[Interface dataset entries]
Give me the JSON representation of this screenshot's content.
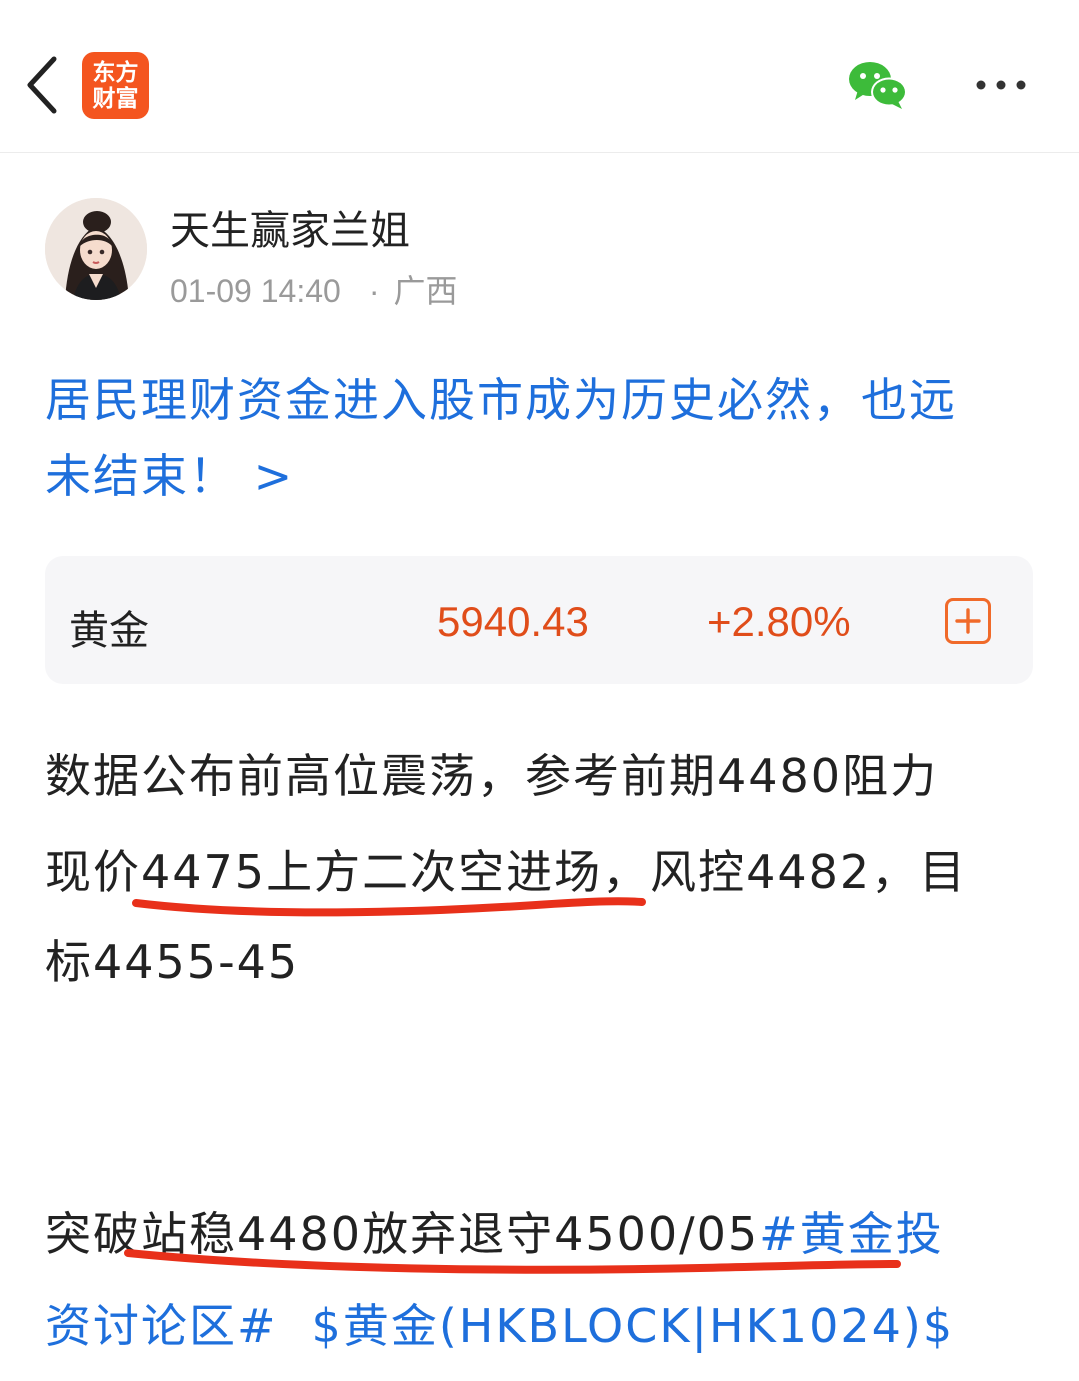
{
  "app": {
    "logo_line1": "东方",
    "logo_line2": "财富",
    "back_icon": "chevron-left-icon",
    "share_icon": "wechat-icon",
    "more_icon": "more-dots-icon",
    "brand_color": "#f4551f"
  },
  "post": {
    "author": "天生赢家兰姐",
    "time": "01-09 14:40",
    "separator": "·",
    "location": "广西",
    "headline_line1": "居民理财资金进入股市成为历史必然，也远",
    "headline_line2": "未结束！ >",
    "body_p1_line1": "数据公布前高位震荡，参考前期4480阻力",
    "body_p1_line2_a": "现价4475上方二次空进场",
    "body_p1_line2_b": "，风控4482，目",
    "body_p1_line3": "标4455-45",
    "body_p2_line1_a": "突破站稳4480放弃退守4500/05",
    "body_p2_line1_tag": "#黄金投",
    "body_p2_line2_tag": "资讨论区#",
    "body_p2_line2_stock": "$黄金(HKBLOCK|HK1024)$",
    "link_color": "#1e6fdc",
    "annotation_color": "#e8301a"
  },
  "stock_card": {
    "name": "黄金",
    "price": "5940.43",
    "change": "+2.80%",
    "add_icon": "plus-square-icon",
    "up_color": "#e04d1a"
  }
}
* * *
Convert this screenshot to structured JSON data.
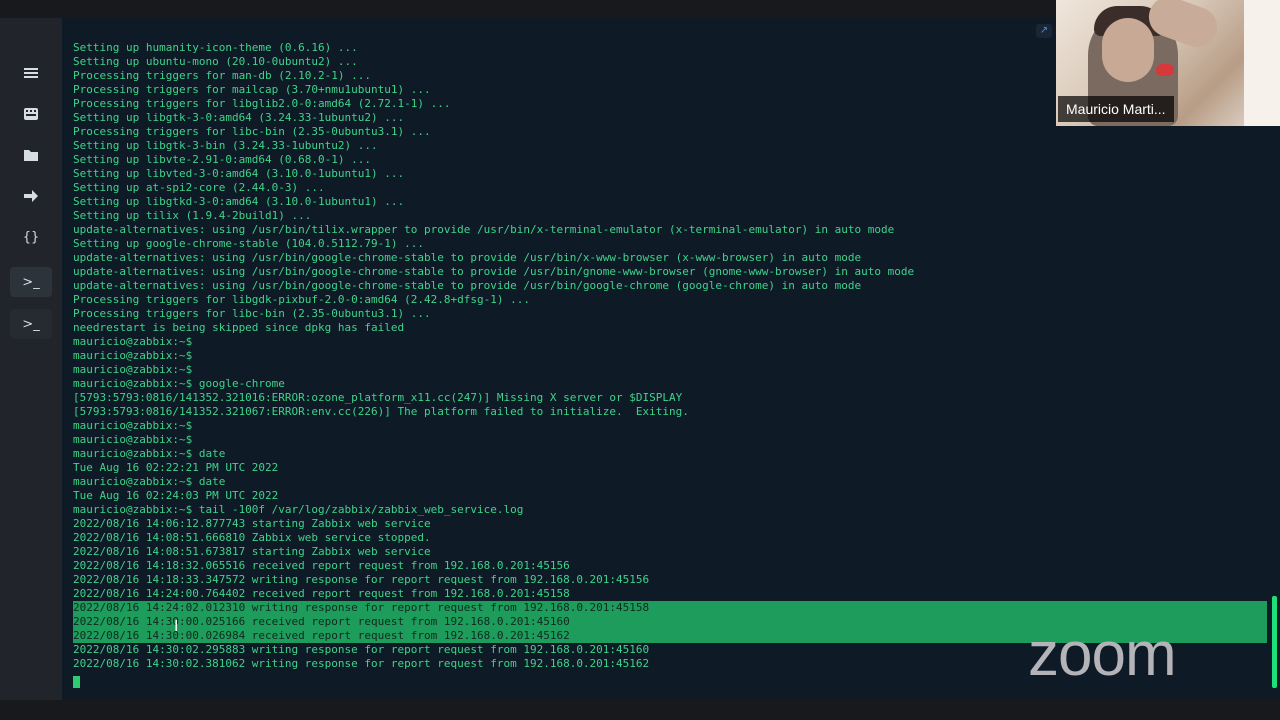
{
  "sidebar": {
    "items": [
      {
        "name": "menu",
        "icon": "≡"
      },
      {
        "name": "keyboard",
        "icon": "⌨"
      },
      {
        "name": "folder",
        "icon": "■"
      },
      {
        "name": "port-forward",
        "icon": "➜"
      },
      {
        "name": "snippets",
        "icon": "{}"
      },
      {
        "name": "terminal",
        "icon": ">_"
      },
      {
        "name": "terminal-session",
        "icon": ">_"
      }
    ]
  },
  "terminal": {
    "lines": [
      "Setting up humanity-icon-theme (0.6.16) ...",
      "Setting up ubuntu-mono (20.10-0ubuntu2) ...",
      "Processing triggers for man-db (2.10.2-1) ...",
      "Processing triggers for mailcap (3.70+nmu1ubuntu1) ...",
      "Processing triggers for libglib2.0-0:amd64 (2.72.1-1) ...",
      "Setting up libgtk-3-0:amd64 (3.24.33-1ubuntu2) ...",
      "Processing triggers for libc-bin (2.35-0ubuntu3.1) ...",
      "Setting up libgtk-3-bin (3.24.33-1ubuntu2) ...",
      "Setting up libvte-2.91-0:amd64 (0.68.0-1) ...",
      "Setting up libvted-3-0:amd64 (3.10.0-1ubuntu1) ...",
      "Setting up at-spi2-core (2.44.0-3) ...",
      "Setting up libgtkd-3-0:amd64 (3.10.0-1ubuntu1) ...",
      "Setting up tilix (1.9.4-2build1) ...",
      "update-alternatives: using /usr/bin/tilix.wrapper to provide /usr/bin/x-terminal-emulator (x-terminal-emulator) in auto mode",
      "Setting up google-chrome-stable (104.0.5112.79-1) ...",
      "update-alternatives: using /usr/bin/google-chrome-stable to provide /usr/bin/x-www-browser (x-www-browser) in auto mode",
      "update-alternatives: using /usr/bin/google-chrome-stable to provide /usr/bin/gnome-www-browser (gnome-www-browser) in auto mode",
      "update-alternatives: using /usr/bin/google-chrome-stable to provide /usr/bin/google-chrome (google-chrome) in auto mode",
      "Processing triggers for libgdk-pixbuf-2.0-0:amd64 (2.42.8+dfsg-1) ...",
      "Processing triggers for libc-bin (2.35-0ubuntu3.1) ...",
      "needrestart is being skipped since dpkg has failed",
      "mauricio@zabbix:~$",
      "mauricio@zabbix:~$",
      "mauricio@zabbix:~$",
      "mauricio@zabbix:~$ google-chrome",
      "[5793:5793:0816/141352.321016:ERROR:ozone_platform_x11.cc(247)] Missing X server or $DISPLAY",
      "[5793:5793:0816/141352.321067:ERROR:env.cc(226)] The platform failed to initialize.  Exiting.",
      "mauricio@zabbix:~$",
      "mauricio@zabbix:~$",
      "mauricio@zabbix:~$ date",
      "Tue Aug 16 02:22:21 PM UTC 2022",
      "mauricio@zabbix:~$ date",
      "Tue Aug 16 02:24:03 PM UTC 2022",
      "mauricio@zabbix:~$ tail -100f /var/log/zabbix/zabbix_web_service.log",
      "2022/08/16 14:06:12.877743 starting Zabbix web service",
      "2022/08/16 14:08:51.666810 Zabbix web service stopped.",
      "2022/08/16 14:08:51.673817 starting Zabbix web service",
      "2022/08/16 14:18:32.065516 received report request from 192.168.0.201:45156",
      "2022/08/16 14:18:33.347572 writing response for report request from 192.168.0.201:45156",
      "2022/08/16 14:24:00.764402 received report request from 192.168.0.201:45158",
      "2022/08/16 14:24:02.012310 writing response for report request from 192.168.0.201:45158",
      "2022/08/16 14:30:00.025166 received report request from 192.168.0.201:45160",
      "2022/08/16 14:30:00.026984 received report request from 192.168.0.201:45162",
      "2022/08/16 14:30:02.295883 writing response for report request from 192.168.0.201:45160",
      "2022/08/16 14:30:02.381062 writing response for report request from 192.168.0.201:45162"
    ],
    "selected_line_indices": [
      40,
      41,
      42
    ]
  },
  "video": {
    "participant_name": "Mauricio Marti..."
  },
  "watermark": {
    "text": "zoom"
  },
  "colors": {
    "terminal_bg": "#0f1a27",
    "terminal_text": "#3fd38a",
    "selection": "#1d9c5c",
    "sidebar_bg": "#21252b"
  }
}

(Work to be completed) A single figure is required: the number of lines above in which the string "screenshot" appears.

(Result of the exercise) 2